● **Task details**: Could you copy every entry exactly, dropping the pictures?

● **Data for this task**:
□ □ □ □
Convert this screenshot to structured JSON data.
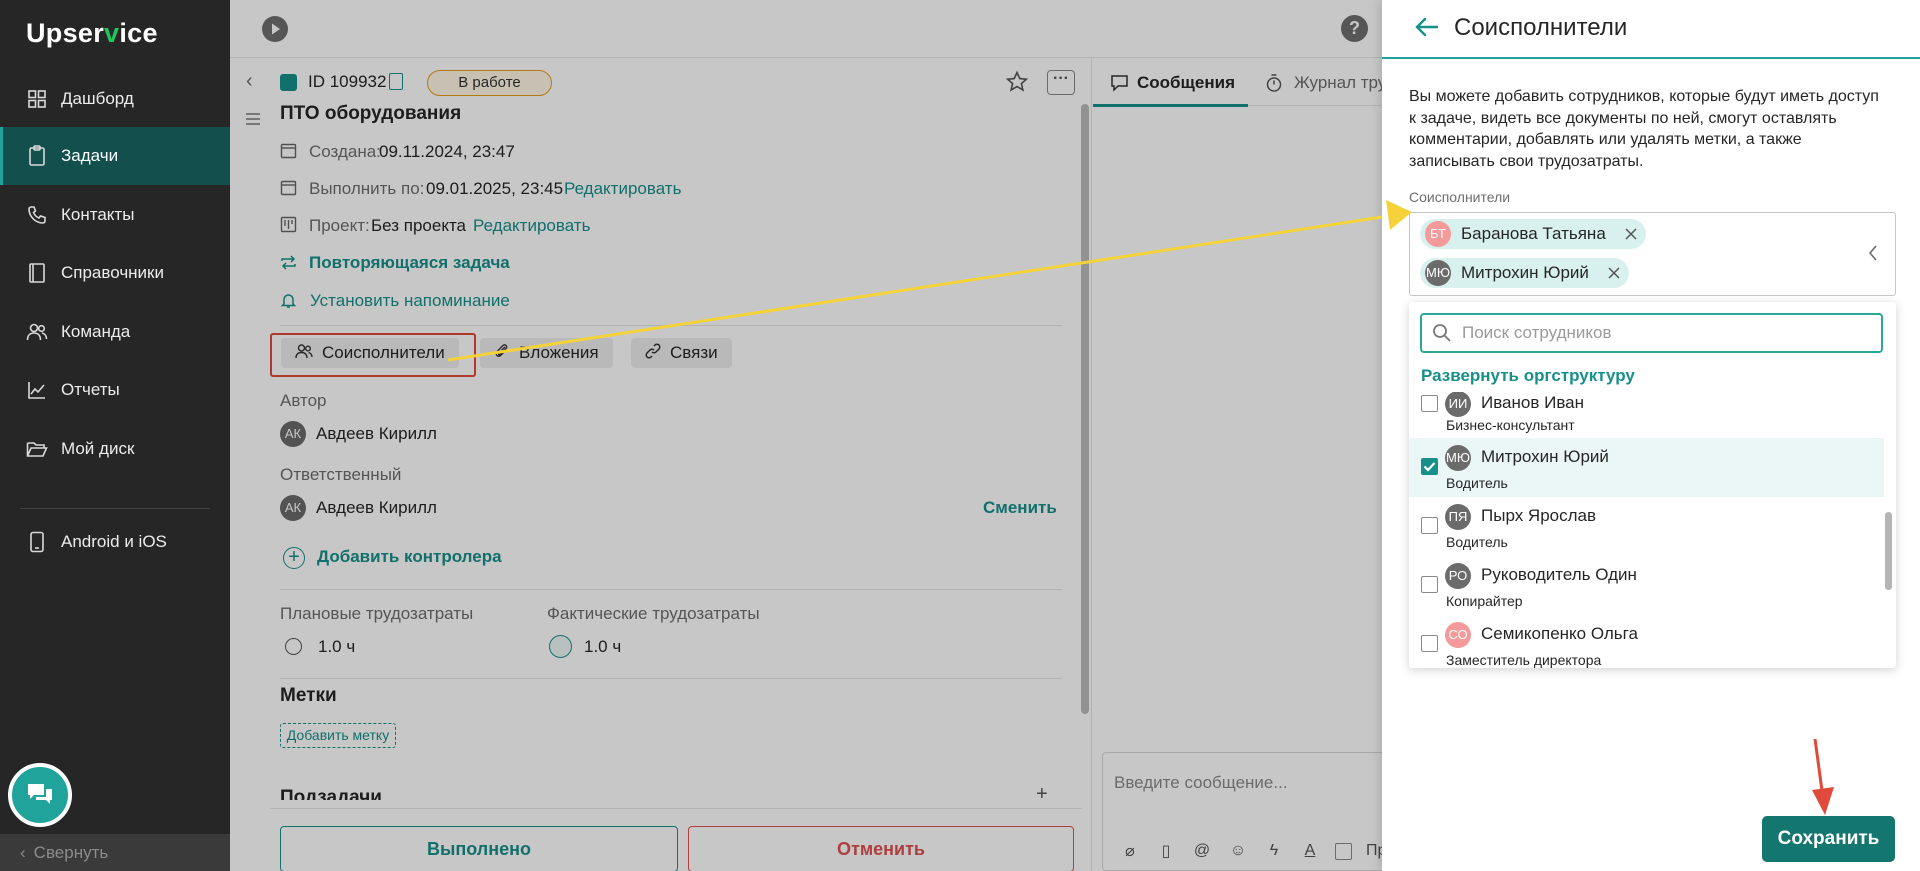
{
  "app": {
    "logo_prefix": "Upser",
    "logo_v": "v",
    "logo_suffix": "ice"
  },
  "sidebar": {
    "items": [
      {
        "label": "Дашборд",
        "icon": "dashboard-icon"
      },
      {
        "label": "Задачи",
        "icon": "tasks-icon",
        "active": true
      },
      {
        "label": "Контакты",
        "icon": "phone-icon"
      },
      {
        "label": "Справочники",
        "icon": "book-icon"
      },
      {
        "label": "Команда",
        "icon": "team-icon"
      },
      {
        "label": "Отчеты",
        "icon": "chart-icon"
      },
      {
        "label": "Мой диск",
        "icon": "folder-icon"
      },
      {
        "label": "Android и iOS",
        "icon": "mobile-icon"
      }
    ],
    "collapse_label": "Свернуть"
  },
  "task": {
    "id": "ID 109932",
    "status": "В работе",
    "title": "ПТО оборудования",
    "created_label": "Создана:",
    "created_value": "09.11.2024, 23:47",
    "due_label": "Выполнить по:",
    "due_value": "09.01.2025, 23:45",
    "due_edit": "Редактировать",
    "project_label": "Проект:",
    "project_value": "Без проекта",
    "project_edit": "Редактировать",
    "repeat_label": "Повторяющаяся задача",
    "reminder_label": "Установить напоминание",
    "tabs": {
      "coexec": "Соисполнители",
      "attach": "Вложения",
      "links": "Связи"
    },
    "author_label": "Автор",
    "author_initials": "АК",
    "author_name": "Авдеев Кирилл",
    "responsible_label": "Ответственный",
    "responsible_initials": "АК",
    "responsible_name": "Авдеев Кирилл",
    "change_label": "Сменить",
    "add_controller": "Добавить контролера",
    "planned_label": "Плановые трудозатраты",
    "planned_value": "1.0 ч",
    "actual_label": "Фактические трудозатраты",
    "actual_value": "1.0 ч",
    "tags_title": "Метки",
    "add_tag": "Добавить метку",
    "subtasks_title": "Подзадачи",
    "done_button": "Выполнено",
    "cancel_button": "Отменить"
  },
  "right_col": {
    "tab_messages": "Сообщения",
    "tab_log": "Журнал тру",
    "message_placeholder": "Введите сообщение...",
    "toolbar_cut": "Пр"
  },
  "panel": {
    "title": "Соисполнители",
    "description": "Вы можете добавить сотрудников, которые будут иметь доступ к задаче, видеть все документы по ней, смогут оставлять комментарии, добавлять или удалять метки, а также записывать свои трудозатраты.",
    "field_label": "Соисполнители",
    "chips": [
      {
        "initials": "БТ",
        "name": "Баранова Татьяна",
        "color": "#f59a9a"
      },
      {
        "initials": "МЮ",
        "name": "Митрохин Юрий",
        "color": "#6b6b6b"
      }
    ],
    "search_placeholder": "Поиск сотрудников",
    "expand_org": "Развернуть оргструктуру",
    "employees": [
      {
        "initials": "ИИ",
        "name": "Иванов Иван",
        "role": "Бизнес-консультант",
        "checked": false,
        "color": "#6b6b6b"
      },
      {
        "initials": "МЮ",
        "name": "Митрохин Юрий",
        "role": "Водитель",
        "checked": true,
        "color": "#6b6b6b"
      },
      {
        "initials": "ПЯ",
        "name": "Пырх Ярослав",
        "role": "Водитель",
        "checked": false,
        "color": "#6b6b6b"
      },
      {
        "initials": "РО",
        "name": "Руководитель Один",
        "role": "Копирайтер",
        "checked": false,
        "color": "#6b6b6b"
      },
      {
        "initials": "СО",
        "name": "Семикопенко Ольга",
        "role": "Заместитель директора",
        "checked": false,
        "color": "#f59a9a"
      }
    ],
    "save_button": "Сохранить"
  },
  "colors": {
    "accent": "#17908a",
    "sidebar_bg": "#262626",
    "active_nav": "#124f4d",
    "save_button": "#13766f",
    "status_border": "#e89b1a",
    "annotation_red": "#e04a3a",
    "annotation_yellow": "#f5d23a"
  }
}
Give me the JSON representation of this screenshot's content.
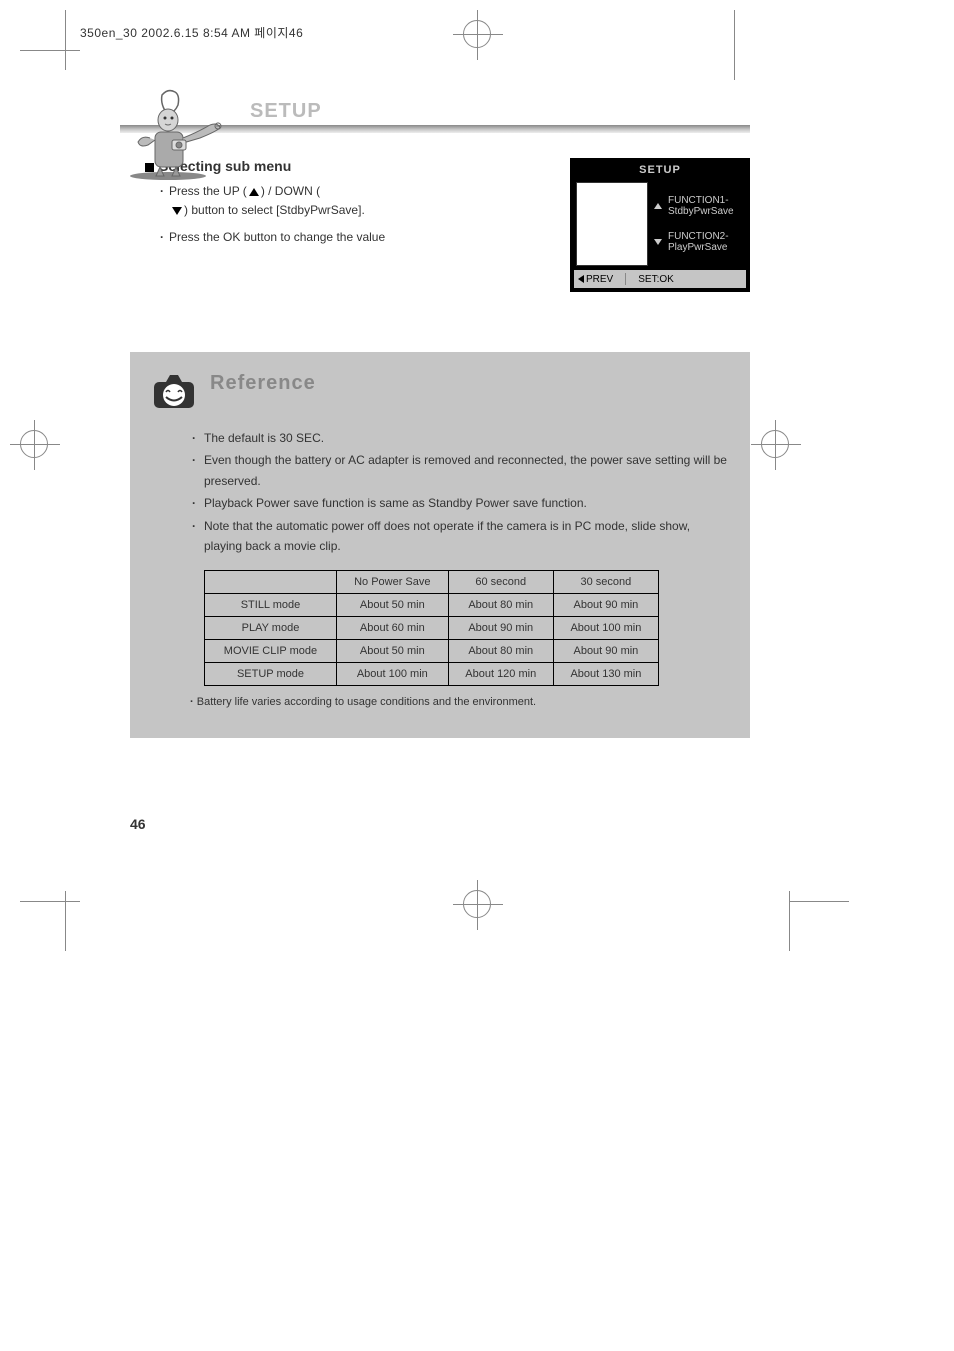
{
  "header_text": "350en_30  2002.6.15 8:54 AM  페이지46",
  "section_title": "SETUP",
  "main": {
    "heading": "Selecting sub menu",
    "step1_prefix": "Press the UP (",
    "step1_mid": ") / DOWN (",
    "step1_suffix": ") button to select [StdbyPwrSave].",
    "step2": "Press the OK button to change the value"
  },
  "lcd": {
    "title": "SETUP",
    "function1": "FUNCTION1-",
    "function2": "FUNCTION2-",
    "func1_label": "StdbyPwrSave",
    "func2_label": "PlayPwrSave",
    "footer_prev": "PREV",
    "footer_set": "SET:OK"
  },
  "reference": {
    "title": "Reference",
    "items": [
      "The default is 30 SEC.",
      "Even though the battery or AC adapter is removed and reconnected, the power save setting will be preserved.",
      "Playback Power save function is same as Standby Power save function.",
      "Note that the automatic power off does not operate if the camera is in PC mode, slide show, playing back a movie clip."
    ],
    "caption": "Battery life varies according to usage conditions and the environment."
  },
  "table": {
    "headers": [
      "",
      "No Power Save",
      "60 second",
      "30 second"
    ],
    "rows": [
      {
        "label": "STILL mode",
        "c1": "About 50 min",
        "c2": "About 80 min",
        "c3": "About 90 min"
      },
      {
        "label": "PLAY mode",
        "c1": "About 60 min",
        "c2": "About 90 min",
        "c3": "About 100 min"
      },
      {
        "label": "MOVIE CLIP mode",
        "c1": "About 50 min",
        "c2": "About 80 min",
        "c3": "About 90 min"
      },
      {
        "label": "SETUP mode",
        "c1": "About 100 min",
        "c2": "About 120 min",
        "c3": "About 130 min"
      }
    ]
  },
  "page_number": "46"
}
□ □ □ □
● **Exercise output**:
Convert this screenshot to structured JSON data.
{
  "app": {
    "logo_prefix": "Upser",
    "logo_v": "v",
    "logo_suffix": "ice"
  },
  "sidebar": {
    "items": [
      {
        "label": "Дашборд",
        "icon": "dashboard-icon"
      },
      {
        "label": "Задачи",
        "icon": "tasks-icon",
        "active": true
      },
      {
        "label": "Контакты",
        "icon": "phone-icon"
      },
      {
        "label": "Справочники",
        "icon": "book-icon"
      },
      {
        "label": "Команда",
        "icon": "team-icon"
      },
      {
        "label": "Отчеты",
        "icon": "chart-icon"
      },
      {
        "label": "Мой диск",
        "icon": "folder-icon"
      },
      {
        "label": "Android и iOS",
        "icon": "mobile-icon"
      }
    ],
    "collapse_label": "Свернуть"
  },
  "task": {
    "id": "ID 109932",
    "status": "В работе",
    "title": "ПТО оборудования",
    "created_label": "Создана:",
    "created_value": "09.11.2024, 23:47",
    "due_label": "Выполнить по:",
    "due_value": "09.01.2025, 23:45",
    "due_edit": "Редактировать",
    "project_label": "Проект:",
    "project_value": "Без проекта",
    "project_edit": "Редактировать",
    "repeat_label": "Повторяющаяся задача",
    "reminder_label": "Установить напоминание",
    "tabs": {
      "coexec": "Соисполнители",
      "attach": "Вложения",
      "links": "Связи"
    },
    "author_label": "Автор",
    "author_initials": "АК",
    "author_name": "Авдеев Кирилл",
    "responsible_label": "Ответственный",
    "responsible_initials": "АК",
    "responsible_name": "Авдеев Кирилл",
    "change_label": "Сменить",
    "add_controller": "Добавить контролера",
    "planned_label": "Плановые трудозатраты",
    "planned_value": "1.0 ч",
    "actual_label": "Фактические трудозатраты",
    "actual_value": "1.0 ч",
    "tags_title": "Метки",
    "add_tag": "Добавить метку",
    "subtasks_title": "Подзадачи",
    "done_button": "Выполнено",
    "cancel_button": "Отменить"
  },
  "right_col": {
    "tab_messages": "Сообщения",
    "tab_log": "Журнал тру",
    "message_placeholder": "Введите сообщение...",
    "toolbar_cut": "Пр"
  },
  "panel": {
    "title": "Соисполнители",
    "description": "Вы можете добавить сотрудников, которые будут иметь доступ к задаче, видеть все документы по ней, смогут оставлять комментарии, добавлять или удалять метки, а также записывать свои трудозатраты.",
    "field_label": "Соисполнители",
    "chips": [
      {
        "initials": "БТ",
        "name": "Баранова Татьяна",
        "color": "#f59a9a"
      },
      {
        "initials": "МЮ",
        "name": "Митрохин Юрий",
        "color": "#6b6b6b"
      }
    ],
    "search_placeholder": "Поиск сотрудников",
    "expand_org": "Развернуть оргструктуру",
    "employees": [
      {
        "initials": "ИИ",
        "name": "Иванов Иван",
        "role": "Бизнес-консультант",
        "checked": false,
        "color": "#6b6b6b"
      },
      {
        "initials": "МЮ",
        "name": "Митрохин Юрий",
        "role": "Водитель",
        "checked": true,
        "color": "#6b6b6b"
      },
      {
        "initials": "ПЯ",
        "name": "Пырх Ярослав",
        "role": "Водитель",
        "checked": false,
        "color": "#6b6b6b"
      },
      {
        "initials": "РО",
        "name": "Руководитель Один",
        "role": "Копирайтер",
        "checked": false,
        "color": "#6b6b6b"
      },
      {
        "initials": "СО",
        "name": "Семикопенко Ольга",
        "role": "Заместитель директора",
        "checked": false,
        "color": "#f59a9a"
      }
    ],
    "save_button": "Сохранить"
  },
  "colors": {
    "accent": "#17908a",
    "sidebar_bg": "#262626",
    "active_nav": "#124f4d",
    "save_button": "#13766f",
    "status_border": "#e89b1a",
    "annotation_red": "#e04a3a",
    "annotation_yellow": "#f5d23a"
  }
}
Give me the JSON representation of this screenshot's content.
{
  "header_text": "350en_30  2002.6.15 8:54 AM  페이지46",
  "section_title": "SETUP",
  "main": {
    "heading": "Selecting sub menu",
    "step1_prefix": "Press the UP (",
    "step1_mid": ") / DOWN (",
    "step1_suffix": ") button to select [StdbyPwrSave].",
    "step2": "Press the OK button to change the value"
  },
  "lcd": {
    "title": "SETUP",
    "function1": "FUNCTION1-",
    "function2": "FUNCTION2-",
    "func1_label": "StdbyPwrSave",
    "func2_label": "PlayPwrSave",
    "footer_prev": "PREV",
    "footer_set": "SET:OK"
  },
  "reference": {
    "title": "Reference",
    "items": [
      "The default is 30 SEC.",
      "Even though the battery or AC adapter is removed and reconnected, the power save setting will be preserved.",
      "Playback Power save function is same as Standby Power save function.",
      "Note that the automatic power off does not operate if the camera is in PC mode, slide show, playing back a movie clip."
    ],
    "caption": "Battery life varies according to usage conditions and the environment."
  },
  "table": {
    "headers": [
      "",
      "No Power Save",
      "60 second",
      "30 second"
    ],
    "rows": [
      {
        "label": "STILL mode",
        "c1": "About 50 min",
        "c2": "About 80 min",
        "c3": "About 90 min"
      },
      {
        "label": "PLAY mode",
        "c1": "About 60 min",
        "c2": "About 90 min",
        "c3": "About 100 min"
      },
      {
        "label": "MOVIE CLIP mode",
        "c1": "About 50 min",
        "c2": "About 80 min",
        "c3": "About 90 min"
      },
      {
        "label": "SETUP mode",
        "c1": "About 100 min",
        "c2": "About 120 min",
        "c3": "About 130 min"
      }
    ]
  },
  "page_number": "46"
}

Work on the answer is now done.